I’m happy to report this hasn’t been the case for Adams’ Dilbert. Not yet, anyway. Mercifully, the title of collection 45 is much shorter than its predecessor, I’m No Scientist, But I Think Feng Shui Is Part of the Answer, packing in a bigly array of Dilbert daily and Sunday strips (all colorized, of course) that ran in both newspaper and digital outlets between July 24th, 2016 right through June 10th, 2017. Perhaps you’ve read them elsewhere, or maybe Dilbert.com is your designated homepage. Whatever the case, for those who collect such things – and many of you still do – here’s another paper square-shaped book for your lonely bookshelf.

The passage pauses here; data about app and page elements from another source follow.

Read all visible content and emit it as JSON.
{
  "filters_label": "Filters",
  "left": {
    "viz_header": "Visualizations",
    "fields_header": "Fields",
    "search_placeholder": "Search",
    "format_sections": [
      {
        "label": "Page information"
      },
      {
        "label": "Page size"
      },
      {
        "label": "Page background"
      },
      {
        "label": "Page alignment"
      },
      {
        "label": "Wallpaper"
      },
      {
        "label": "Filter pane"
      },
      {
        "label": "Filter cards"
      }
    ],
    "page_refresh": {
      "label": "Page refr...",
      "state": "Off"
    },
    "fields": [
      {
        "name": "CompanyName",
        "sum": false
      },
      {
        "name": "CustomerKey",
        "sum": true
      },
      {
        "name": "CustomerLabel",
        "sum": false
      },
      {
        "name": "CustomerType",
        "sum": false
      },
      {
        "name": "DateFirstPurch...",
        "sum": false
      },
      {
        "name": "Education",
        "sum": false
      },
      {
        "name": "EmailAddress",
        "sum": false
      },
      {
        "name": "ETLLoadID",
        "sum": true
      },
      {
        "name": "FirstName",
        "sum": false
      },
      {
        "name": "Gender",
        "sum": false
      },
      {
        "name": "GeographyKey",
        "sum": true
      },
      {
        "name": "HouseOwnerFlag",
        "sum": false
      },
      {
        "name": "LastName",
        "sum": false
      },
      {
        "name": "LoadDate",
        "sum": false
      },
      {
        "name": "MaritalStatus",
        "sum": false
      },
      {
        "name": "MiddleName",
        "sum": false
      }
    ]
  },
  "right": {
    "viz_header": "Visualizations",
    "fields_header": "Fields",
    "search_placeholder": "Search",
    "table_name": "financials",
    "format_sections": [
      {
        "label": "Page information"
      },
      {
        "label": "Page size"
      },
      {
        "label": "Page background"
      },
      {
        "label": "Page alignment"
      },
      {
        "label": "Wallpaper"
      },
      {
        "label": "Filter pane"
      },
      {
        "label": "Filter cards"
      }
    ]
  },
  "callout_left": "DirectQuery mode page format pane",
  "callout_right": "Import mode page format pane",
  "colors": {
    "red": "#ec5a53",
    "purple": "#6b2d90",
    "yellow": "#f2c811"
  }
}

Don’t take this the wrong way, but it’s strictly by-the-numbers for this collection as Dilbert and his many cohorts aren’t interested in breaking the mold. Wally accidentally invents the company’s best-selling product ever (an overheated phone charger that also doubles as a coffee warmer), which fast-tracks him to management. Alice once again dates the office robot, yet learns a valuable lesson that the best way to a man’s heart is through his programming code. Poor office intern Ashok is conned into murdering Garfield cartoonist Jim Davis, or possibly Jim Davis’ body-double, while Dilbert invents an artificial drone that easily fits into a drone.

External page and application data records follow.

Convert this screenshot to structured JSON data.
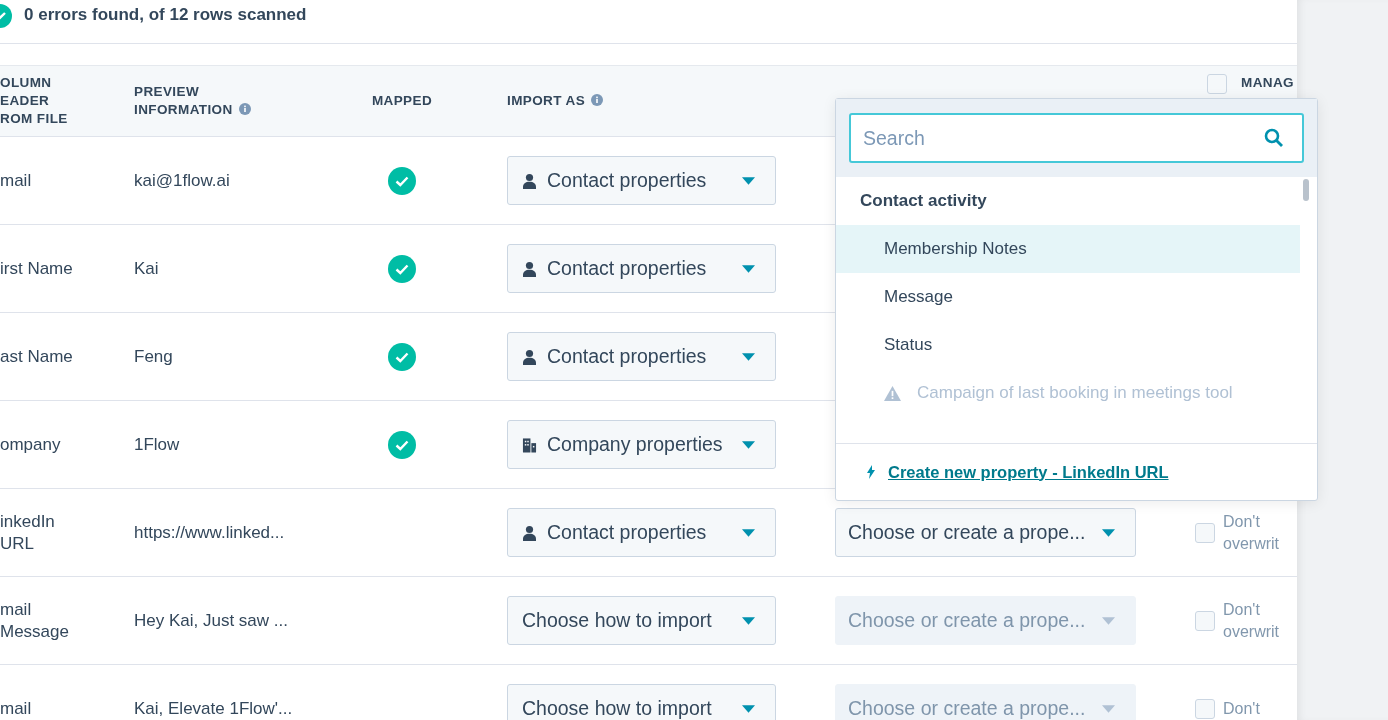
{
  "summary": {
    "text": "0 errors found, of 12 rows scanned"
  },
  "columns": [
    {
      "label": "OLUMN EADER ROM FILE"
    },
    {
      "label": "PREVIEW INFORMATION",
      "info": true
    },
    {
      "label": "MAPPED"
    },
    {
      "label": "IMPORT AS",
      "info": true
    },
    {
      "label": "MANAG",
      "checked": false
    }
  ],
  "rows": [
    {
      "header": "mail",
      "preview": "kai@1flow.ai",
      "mapped": true,
      "import": {
        "kind": "contact",
        "label": "Contact properties"
      }
    },
    {
      "header": "irst Name",
      "preview": "Kai",
      "mapped": true,
      "import": {
        "kind": "contact",
        "label": "Contact properties"
      }
    },
    {
      "header": "ast Name",
      "preview": "Feng",
      "mapped": true,
      "import": {
        "kind": "contact",
        "label": "Contact properties"
      }
    },
    {
      "header": "ompany",
      "preview": "1Flow",
      "mapped": true,
      "import": {
        "kind": "company",
        "label": "Company properties"
      }
    },
    {
      "header": "inkedIn URL",
      "preview": "https://www.linked...",
      "mapped": false,
      "import": {
        "kind": "contact",
        "label": "Contact properties"
      },
      "property": {
        "label": "Choose or create a prope...",
        "disabled": false
      },
      "overwrite": {
        "label": "Don't overwrit",
        "checked": false
      }
    },
    {
      "header": "mail Message",
      "preview": "Hey Kai, Just saw ...",
      "mapped": false,
      "import": {
        "kind": "none",
        "label": "Choose how to import"
      },
      "property": {
        "label": "Choose or create a prope...",
        "disabled": true
      },
      "overwrite": {
        "label": "Don't overwrit",
        "checked": false
      }
    },
    {
      "header": "mail",
      "preview": "Kai, Elevate 1Flow'...",
      "mapped": false,
      "import": {
        "kind": "none",
        "label": "Choose how to import"
      },
      "property": {
        "label": "Choose or create a prope...",
        "disabled": true
      },
      "overwrite": {
        "label": "Don't",
        "checked": false
      }
    }
  ],
  "dropdown": {
    "search": {
      "placeholder": "Search"
    },
    "group": "Contact activity",
    "options": [
      {
        "label": "Membership Notes",
        "selected": true,
        "disabled": false
      },
      {
        "label": "Message",
        "selected": false,
        "disabled": false
      },
      {
        "label": "Status",
        "selected": false,
        "disabled": false
      },
      {
        "label": "Campaign of last booking in meetings tool",
        "selected": false,
        "disabled": true
      }
    ],
    "create_link": "Create new property - LinkedIn URL"
  }
}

But even routine Dilbert is still Dilbert, which usually means it delivers the funny on a consistent basis, and isn’t afraid to knock a few sacred cows while doing so. Look for well-time zingers against Climate Change cranks and orange-haired Tweeting candidates alike, much-needed takedowns of Silicon Valley’s obsession with VR and AI, and the usual punchbacks at mindless bureaucracy and politics that’ve made Adams’ daily drip of sanity lifesavers for millions of office drones across the planet.

A word about that cover, though. Recent Dilbert collections have vacillated between stock paper (which I’m fine with) and more durable hardcover (which I’m also fine with). This one does an interesting trick by having a soft foldover flap on both front and back, giving the illusion you’re reading something much fancier and, thusly, more expensive. The tradeoff is there’s no personal greeting or colorful intro from Scott Adams begging you to join Dogbert’s New Ruling Class. But hey…those flaps! Adams, a trained hypnotist and emerging voice in the field of persuasion, no doubt anticipated this supposed ‘value add’ when approving said flaps.

Dilbert Gets Re-Accomodated delivers what you think it’ll deliver – (fairly) new daily and Sunday Dilbert funnies encased in that familiar square paper format you’ve been collecting for decades. When you really think about it, not even vinyl LPs had such a good run, despite attempts by audio hipsters to bring them back. Anyway, the point is this: after 45 collections of Scott Adams’ popular comic strip (and plenty of merchandising!) there’s no sign of him, or his creation, slowing down anytime soon. Incredibly, Dilbert may actually be more popular and relevant than ever before – a staggering accomplishment when you really think about it. Almost as bigly an accomplishment as that fancy new cover with the flaps. Now that’s added value!

About the Author: Trent McGee